participial phrases in don’t stop.docx          participial phrases in don’t stop.pdf

  • Pre-listening Complete the lyrics cloze exercise. Intended for nonprofit educational purposes only.

Don’t Stop Believin’, cloze.docx          Don’t Stop Believin’, cloze.pdf

  • Listening Listen to the song while reading the lyrics (in the worksheet above).
  • Post-Listening Read the story “Arnel’s Long Journey,” about Journey’s new lead singer. The reading is at the low-intermediate level. If you think it might be challenging for your students, consider previewing new vocabulary before they read. Below are the steps for the previewing activity I used in my own class.
  1. Write the words from the story that are probably new to your students on the board. I wrote: member, lead singer, to quit, guitarist, to search, performer, to post, audition, journey, bankrupt, behind in the rent, to end up, scrap metal, to join, homeless.
  2. Clarify the meaning of the words with definitions, examples, and little stories that put the words in context. For example, to explain the word member, I said, “If you are in a group, you are a member of the group. You are a member of this English class. You are a member of your family. Maybe you are also a member of a club or sports team.” Continue explaining each word in this way.
  3. Now it’s the students’ turn to be “teachers.” One at a time, student volunteers pick any word from the list on the board and clarify it with a definition, example, or little story. THEY DO NOT SAY THE WORD. Other students guess which word the “teacher” is describing. When they’ve guessed the word, cross it off the list. One of my students, for instance, explained audition this way: “My dream is to be an actor in a movie. So I go to many ______________________.” Volunteers continue being “teachers” until just one word remains on the list. Then students read the story.

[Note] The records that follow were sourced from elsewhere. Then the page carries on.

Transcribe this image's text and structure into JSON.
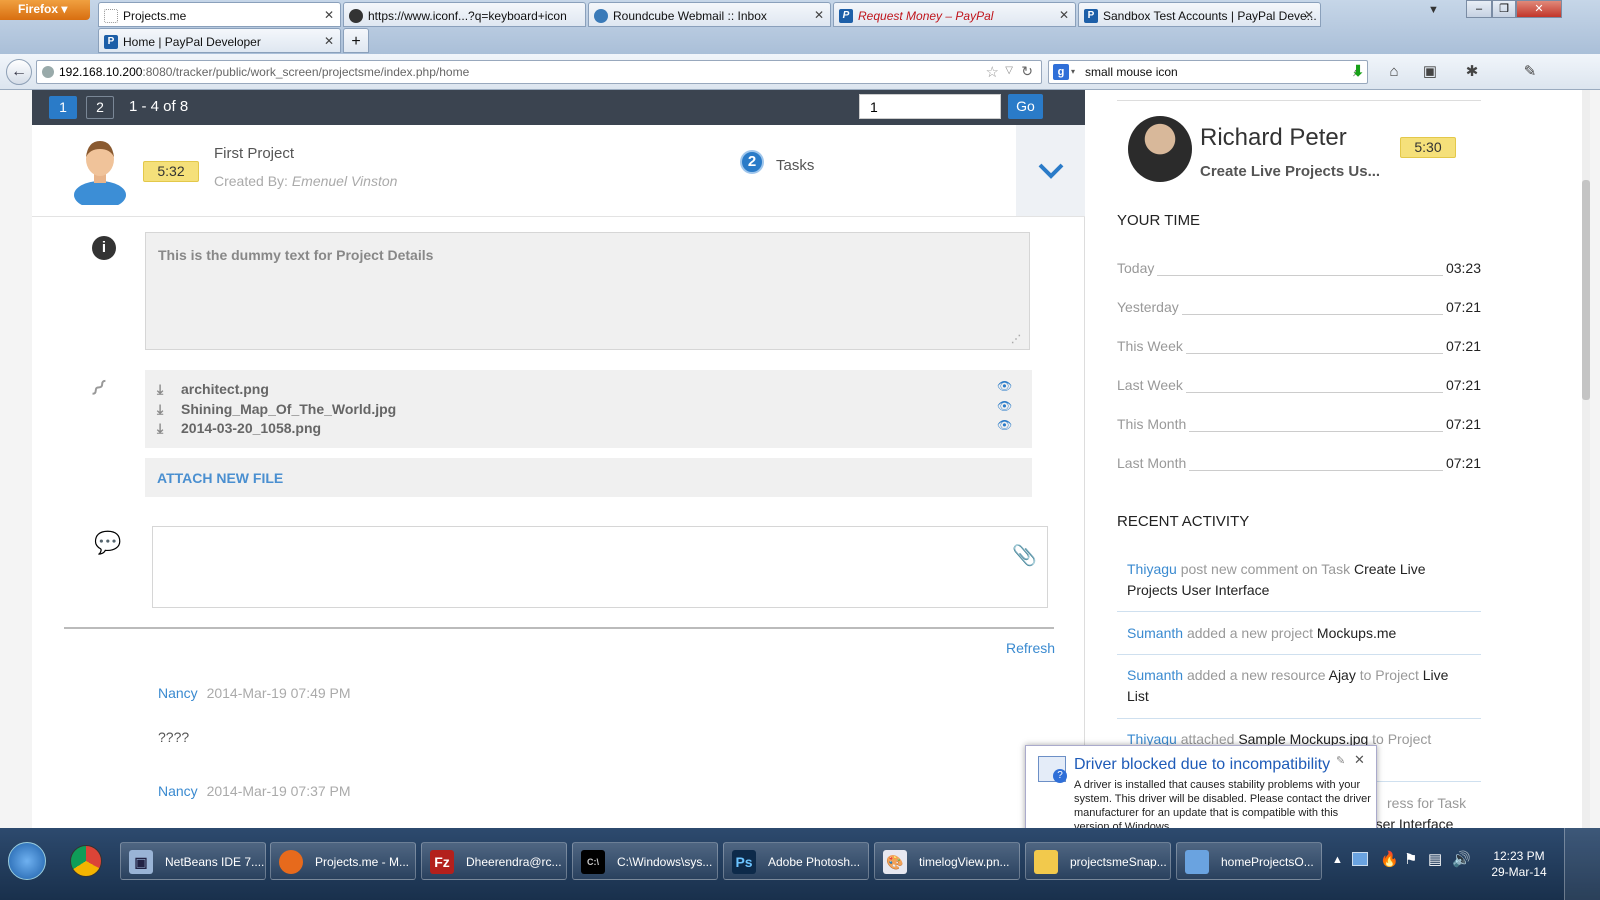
{
  "browser": {
    "menu_label": "Firefox",
    "tabs": [
      {
        "label": "Projects.me",
        "active": true
      },
      {
        "label": "https://www.iconf...?q=keyboard+icon"
      },
      {
        "label": "Roundcube Webmail :: Inbox"
      },
      {
        "label": "Request Money – PayPal"
      },
      {
        "label": "Sandbox Test Accounts | PayPal Deve..."
      },
      {
        "label": "Home | PayPal Developer"
      }
    ],
    "new_tab": "+",
    "url_host": "192.168.10.200",
    "url_rest": ":8080/tracker/public/work_screen/projectsme/index.php/home",
    "search_value": "small mouse icon"
  },
  "pager": {
    "pages": [
      "1",
      "2"
    ],
    "range": "1 - 4 of 8",
    "input_value": "1",
    "go": "Go"
  },
  "project": {
    "timer": "5:32",
    "title": "First Project",
    "created_by_label": "Created By:",
    "created_by": "Emenuel Vinston",
    "task_count": "2",
    "tasks_label": "Tasks",
    "details": "This is the dummy text for Project Details",
    "files": [
      "architect.png",
      "Shining_Map_Of_The_World.jpg",
      "2014-03-20_1058.png"
    ],
    "attach_label": "ATTACH NEW FILE",
    "refresh": "Refresh",
    "comments": [
      {
        "author": "Nancy",
        "date": "2014-Mar-19 07:49 PM",
        "text": "????"
      },
      {
        "author": "Nancy",
        "date": "2014-Mar-19 07:37 PM",
        "text": ""
      }
    ]
  },
  "profile": {
    "name": "Richard Peter",
    "subtitle": "Create Live Projects Us...",
    "timer": "5:30"
  },
  "your_time": {
    "heading": "YOUR TIME",
    "rows": [
      {
        "label": "Today",
        "value": "03:23"
      },
      {
        "label": "Yesterday",
        "value": "07:21"
      },
      {
        "label": "This Week",
        "value": "07:21"
      },
      {
        "label": "Last Week",
        "value": "07:21"
      },
      {
        "label": "This Month",
        "value": "07:21"
      },
      {
        "label": "Last Month",
        "value": "07:21"
      }
    ]
  },
  "recent": {
    "heading": "RECENT ACTIVITY",
    "items": [
      {
        "user": "Thiyagu",
        "action": "post new comment on Task",
        "target": "Create Live Projects User Interface"
      },
      {
        "user": "Sumanth",
        "action": "added a new project",
        "target": "Mockups.me"
      },
      {
        "user": "Sumanth",
        "action": "added a new resource",
        "target": "Ajay",
        "mid": "to Project",
        "target2": "Live List"
      },
      {
        "user": "Thiyagu",
        "action": "attached",
        "target": "Sample Mockups.jpg",
        "mid": "to Project"
      },
      {
        "user": "",
        "action": "ress for Task",
        "target": "ojects User Interface"
      }
    ]
  },
  "notification": {
    "title": "Driver blocked due to incompatibility",
    "body": "A driver is installed that causes stability problems with your system. This driver will be disabled. Please contact the driver manufacturer for an update that is compatible with this version of Windows."
  },
  "taskbar": {
    "items": [
      "NetBeans IDE 7....",
      "Projects.me - M...",
      "Dheerendra@rc...",
      "C:\\Windows\\sys...",
      "Adobe Photosh...",
      "timelogView.pn...",
      "projectsmeSnap...",
      "homeProjectsO..."
    ],
    "time": "12:23 PM",
    "date": "29-Mar-14"
  }
}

Variation: Write the new words on flashcards. When it’s your students’ turn to be the “teachers,” line the words up on the chalk tray, or tape them to the wall. Remove the words as students guess them. Save the flashcards to review the vocabulary later.

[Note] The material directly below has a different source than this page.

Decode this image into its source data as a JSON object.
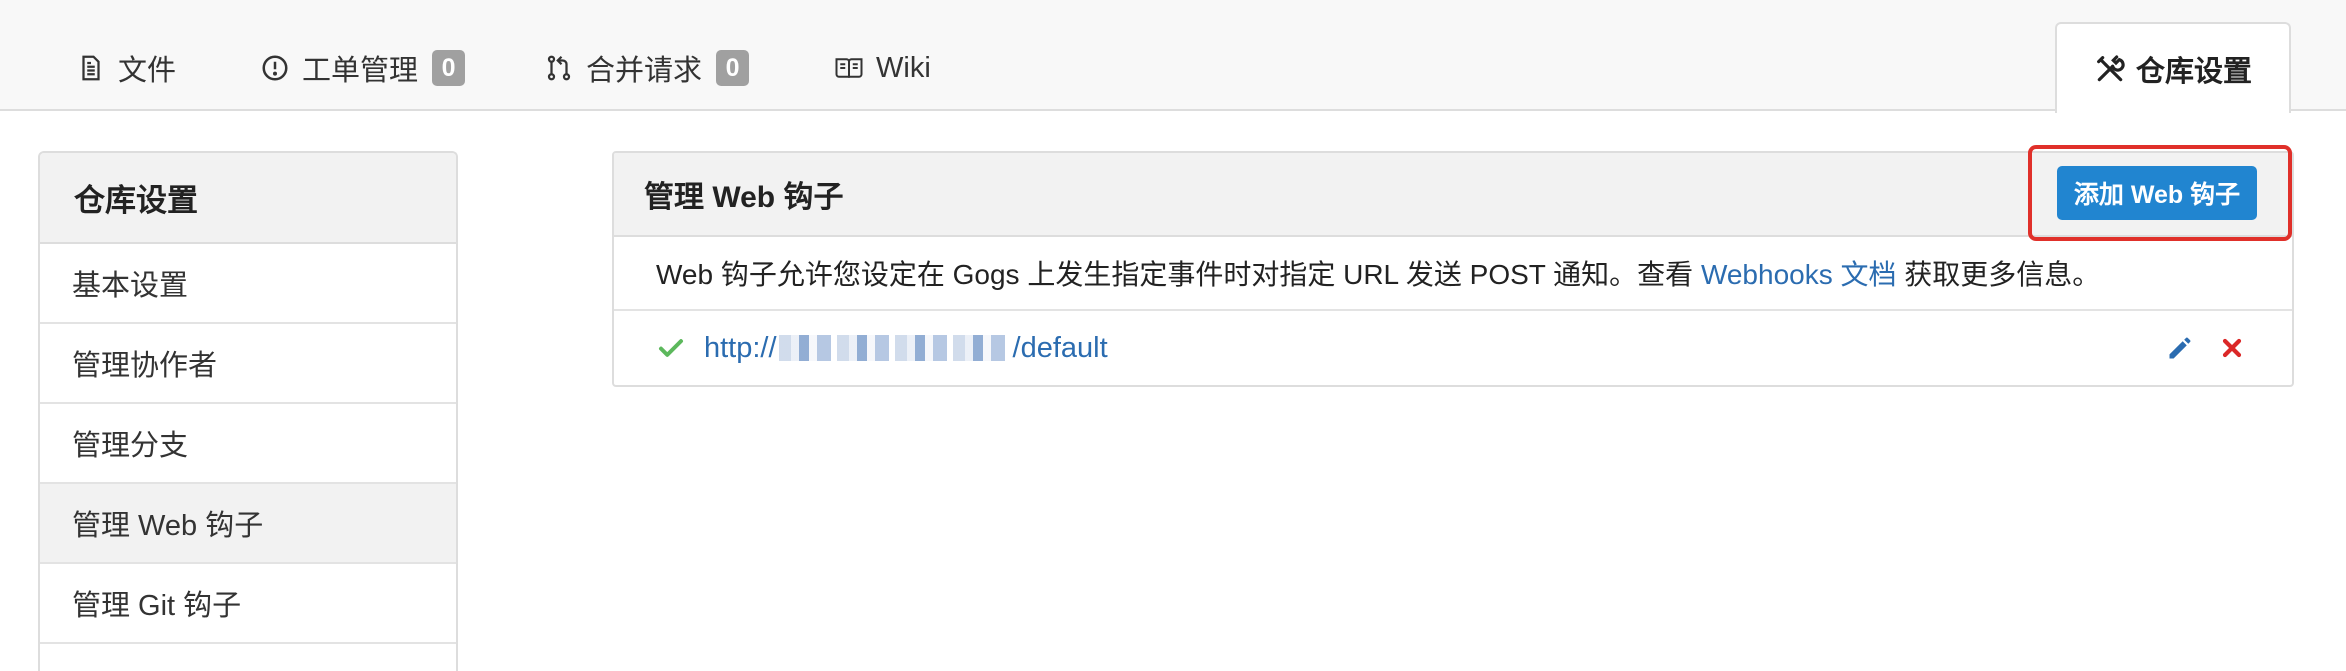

  • Post-Listening Watch an official music video. Choose from the following:

Live in Houston, featuring Journey’s original lead singer, Steve Perry
Live in Manila, featuring Journey’s new lead singer, Arnel Pineda (First read the story “Arnel’s Long Journey.” If time is short, you could tell students the story. The story adds to the impact of this performance.)
The performance by the cast of Glee

  • Post-Listening Read another story with the “don’t stop believin’” theme. The story in Unit 19 of True Stories in the News, “The Champion,” is about an Olympic hopeful who makes a stunning comeback after a devastating accident. Another good fit for this song is the story about the singer Kelly Clarkson, a “small-town girl” from Texas, in True Stories Behind the Songs, Unit 3.
  • Post-Listening Practice forming sentences with participial phrases by playing the alibi game. Set the game up this way:
  1. Tell students there has been a crime. Examples:

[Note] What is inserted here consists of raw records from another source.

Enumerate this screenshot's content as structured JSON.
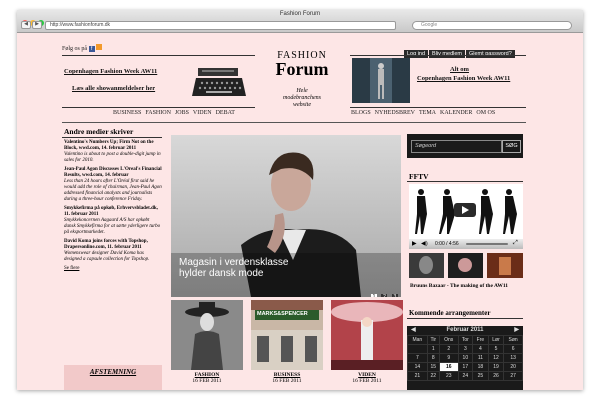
{
  "browser": {
    "title": "Fashion Forum",
    "url": "http://www.fashionforum.dk",
    "search_placeholder": "Google"
  },
  "header": {
    "follow": "Følg os på",
    "login": "Log ind",
    "member": "Bliv medlem",
    "forgot": "Glemt password?",
    "cfw_title": "Copenhagen Fashion Week AW11",
    "cfw_link": "Læs alle showanmeldelser her",
    "logo_fashion": "FASHION",
    "logo_forum": "Forum",
    "tagline1": "Hele",
    "tagline2": "modebranchens",
    "tagline3": "website",
    "ad_line1": "Alt om",
    "ad_line2": "Copenhagen Fashion Week AW11",
    "nav_left": [
      "BUSINESS",
      "FASHION",
      "JOBS",
      "VIDEN",
      "DEBAT"
    ],
    "nav_right": [
      "BLOGS",
      "NYHEDSBREV",
      "TEMA",
      "KALENDER",
      "OM OS"
    ]
  },
  "left": {
    "heading": "Andre medier skriver",
    "items": [
      {
        "h": "Valentino's Numbers Up; Firm Not on the Block, wwd.com, 14. februar 2011",
        "i": "Valentino is about to post a double-digit jump in sales for 2010."
      },
      {
        "h": "Jean-Paul Agon Discusses L'Oreal's Financial Results, wwd.com, 14. februar",
        "i": "Less than 24 hours after L'Oréal first said he would add the role of chairman, Jean-Paul Agon addressed financial analysts and journalists during a three-hour conference Friday."
      },
      {
        "h": "Smykkefirma på opkøb, Erhvervsbladet.dk, 11. februar 2011",
        "i": "Smykkekoncernen Aagaard A/S har opkøbt dansk Smykkefirma for at sætte yderligere turbo på eksportmarkedet."
      },
      {
        "h": "David Koma joins forces with Topshop, Drapersonline.com, 11. februar 2011",
        "i": "Womenswear designer David Koma has designed a capsule collection for Topshop."
      }
    ],
    "more": "Se flere",
    "poll": "AFSTEMNING"
  },
  "feature": {
    "headline1": "Magasin i verdensklasse",
    "headline2": "hylder dansk mode",
    "pages": [
      "1",
      "2",
      "3"
    ]
  },
  "thumbs": [
    {
      "cat": "FASHION",
      "date": "16 FEB 2011"
    },
    {
      "cat": "BUSINESS",
      "date": "16 FEB 2011",
      "sign": "MARKS&SPENCER"
    },
    {
      "cat": "VIDEN",
      "date": "16 FEB 2011"
    }
  ],
  "right": {
    "search_placeholder": "Søgeord",
    "search_btn": "SØG",
    "fftv": "FFTV",
    "time": "0:00 / 4:56",
    "video_caption": "Bruuns Bazaar - The making of the AW11",
    "events_heading": "Kommende arrangementer",
    "calendar": {
      "month": "Februar 2011",
      "days": [
        "Man",
        "Tir",
        "Ons",
        "Tor",
        "Fre",
        "Lør",
        "Søn"
      ],
      "rows": [
        [
          "",
          "1",
          "2",
          "3",
          "4",
          "5",
          "6"
        ],
        [
          "7",
          "8",
          "9",
          "10",
          "11",
          "12",
          "13"
        ],
        [
          "14",
          "15",
          "16",
          "17",
          "18",
          "19",
          "20"
        ],
        [
          "21",
          "22",
          "23",
          "24",
          "25",
          "26",
          "27"
        ]
      ],
      "highlight": "16"
    }
  },
  "colors": {
    "page_bg": "#fde6e6",
    "dark": "#1a1a1a"
  }
}
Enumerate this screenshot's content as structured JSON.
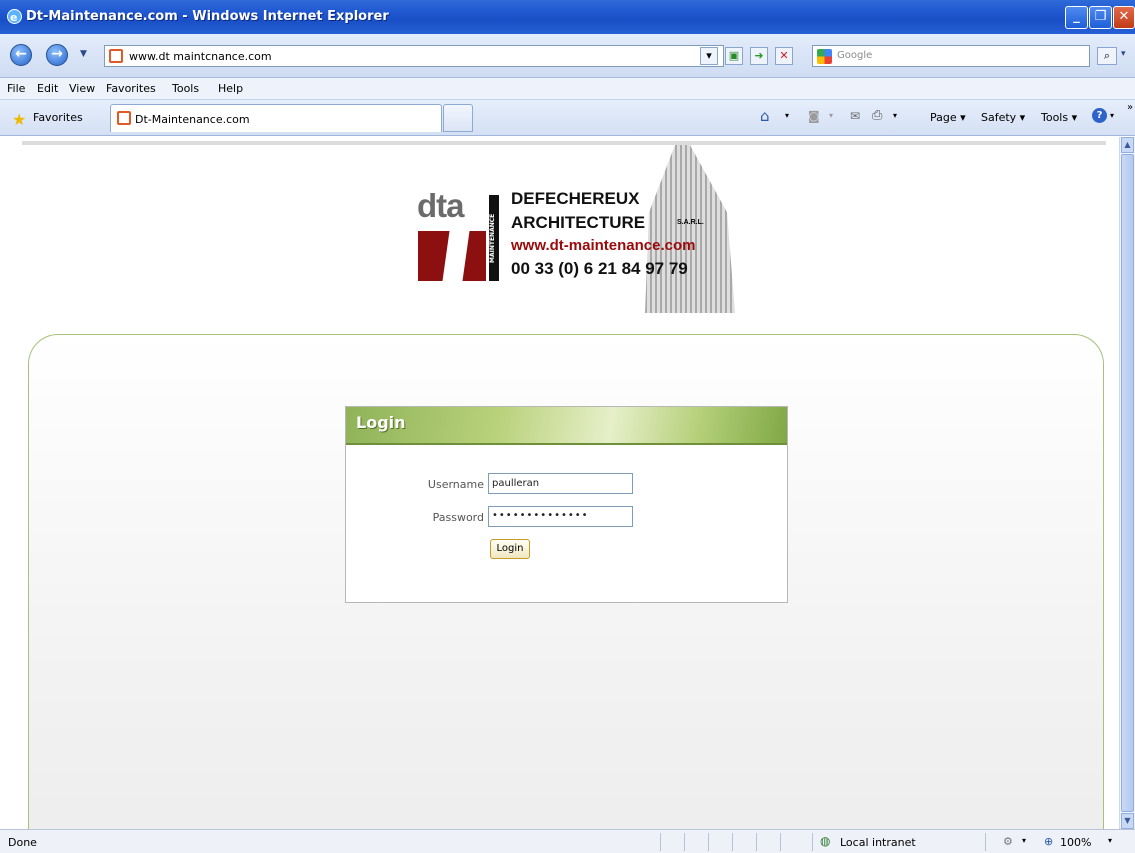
{
  "window": {
    "title": "Dt-Maintenance.com - Windows Internet Explorer",
    "controls": [
      "minimize-icon",
      "maximize-icon",
      "close-icon"
    ]
  },
  "address_bar": {
    "url": "www.dt maintcnance.com",
    "search_placeholder": "Google"
  },
  "menu": [
    "File",
    "Edit",
    "View",
    "Favorites",
    "Tools",
    "Help"
  ],
  "favorites_bar": {
    "favorites_label": "Favorites",
    "tab_title": "Dt-Maintenance.com",
    "commands": [
      "Page ▾",
      "Safety ▾",
      "Tools ▾"
    ]
  },
  "logo": {
    "brand": "dta",
    "vertical_text": "MAINTENANCE",
    "company_line1": "DEFECHEREUX",
    "company_line2": "ARCHITECTURE",
    "suffix": "S.A.R.L.",
    "website": "www.dt-maintenance.com",
    "phone": "00 33 (0) 6 21 84 97 79"
  },
  "login": {
    "header": "Login",
    "username_label": "Username",
    "username_value": "paulleran",
    "password_label": "Password",
    "password_value": "••••••••••••••",
    "submit_label": "Login"
  },
  "status_bar": {
    "status": "Done",
    "zone": "Local intranet",
    "zoom": "100%"
  }
}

At 4 o’clock yesterday afternoon, there was a bank robbery.
Yesterday between 2 and 4 PM, a candy bar went missing from the teacher’s desk drawer.

2. Working as a class, students come up with possible alibis for the suspects, for example:

At 4 o’clock, we were at a café, eating pie and drinking coffee.
At 4 o’clock, we were in an airplane, flying to New York City.

All alibis should be in this form:

At ____________ (time), we were ____________ (place), ____________ (participial phrase).

3. Write the alibis on the board. Students choose the best alibi.

4. Two students volunteer to be the suspects. They leave the room.

5. Working together, the remaining students (the detectives) make a list of questions they’ll ask the suspects when they return. (For example: What is the name of the café? What kind of pie did you eat?) Meanwhile, in another room, the suspects try to guess what the detectives will ask them and decide on a story to make sure they have the same facts.

6. One at a time, the suspects return to the classroom. The detectives ask each suspect the same questions and record their answers.

7. The detectives compare the answers given by each suspect and decide if the suspects are guilty or not guilty, based on how well their stories match.